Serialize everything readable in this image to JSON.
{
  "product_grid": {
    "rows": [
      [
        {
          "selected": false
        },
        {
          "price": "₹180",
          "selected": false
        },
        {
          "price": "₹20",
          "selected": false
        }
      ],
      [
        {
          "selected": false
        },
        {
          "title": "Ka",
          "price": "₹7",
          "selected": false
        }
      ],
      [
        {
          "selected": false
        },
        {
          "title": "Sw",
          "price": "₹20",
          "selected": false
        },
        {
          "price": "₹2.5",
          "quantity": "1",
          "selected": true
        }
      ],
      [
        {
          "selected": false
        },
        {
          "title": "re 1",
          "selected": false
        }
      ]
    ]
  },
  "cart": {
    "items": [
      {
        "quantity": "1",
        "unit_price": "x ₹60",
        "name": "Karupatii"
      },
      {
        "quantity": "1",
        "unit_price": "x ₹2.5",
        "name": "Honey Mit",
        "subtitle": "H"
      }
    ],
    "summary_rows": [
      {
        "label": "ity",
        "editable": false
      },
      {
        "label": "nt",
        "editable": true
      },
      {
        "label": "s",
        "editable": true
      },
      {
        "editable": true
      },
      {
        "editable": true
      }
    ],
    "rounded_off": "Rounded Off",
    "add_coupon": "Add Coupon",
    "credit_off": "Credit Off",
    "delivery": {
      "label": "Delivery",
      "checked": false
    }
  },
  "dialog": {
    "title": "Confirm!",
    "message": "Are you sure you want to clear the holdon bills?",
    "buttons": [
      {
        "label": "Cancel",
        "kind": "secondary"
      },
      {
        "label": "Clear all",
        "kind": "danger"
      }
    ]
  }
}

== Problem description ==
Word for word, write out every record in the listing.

== Answer below ==
Serialize everything readable in this image to JSON.
{
  "product_grid": {
    "rows": [
      [
        {
          "selected": false
        },
        {
          "price": "₹180",
          "selected": false
        },
        {
          "price": "₹20",
          "selected": false
        }
      ],
      [
        {
          "selected": false
        },
        {
          "title": "Ka",
          "price": "₹7",
          "selected": false
        }
      ],
      [
        {
          "selected": false
        },
        {
          "title": "Sw",
          "price": "₹20",
          "selected": false
        },
        {
          "price": "₹2.5",
          "quantity": "1",
          "selected": true
        }
      ],
      [
        {
          "selected": false
        },
        {
          "title": "re 1",
          "selected": false
        }
      ]
    ]
  },
  "cart": {
    "items": [
      {
        "quantity": "1",
        "unit_price": "x ₹60",
        "name": "Karupatii"
      },
      {
        "quantity": "1",
        "unit_price": "x ₹2.5",
        "name": "Honey Mit",
        "subtitle": "H"
      }
    ],
    "summary_rows": [
      {
        "label": "ity",
        "editable": false
      },
      {
        "label": "nt",
        "editable": true
      },
      {
        "label": "s",
        "editable": true
      },
      {
        "editable": true
      },
      {
        "editable": true
      }
    ],
    "rounded_off": "Rounded Off",
    "add_coupon": "Add Coupon",
    "credit_off": "Credit Off",
    "delivery": {
      "label": "Delivery",
      "checked": false
    }
  },
  "dialog": {
    "title": "Confirm!",
    "message": "Are you sure you want to clear the holdon bills?",
    "buttons": [
      {
        "label": "Cancel",
        "kind": "secondary"
      },
      {
        "label": "Clear all",
        "kind": "danger"
      }
    ]
  }
}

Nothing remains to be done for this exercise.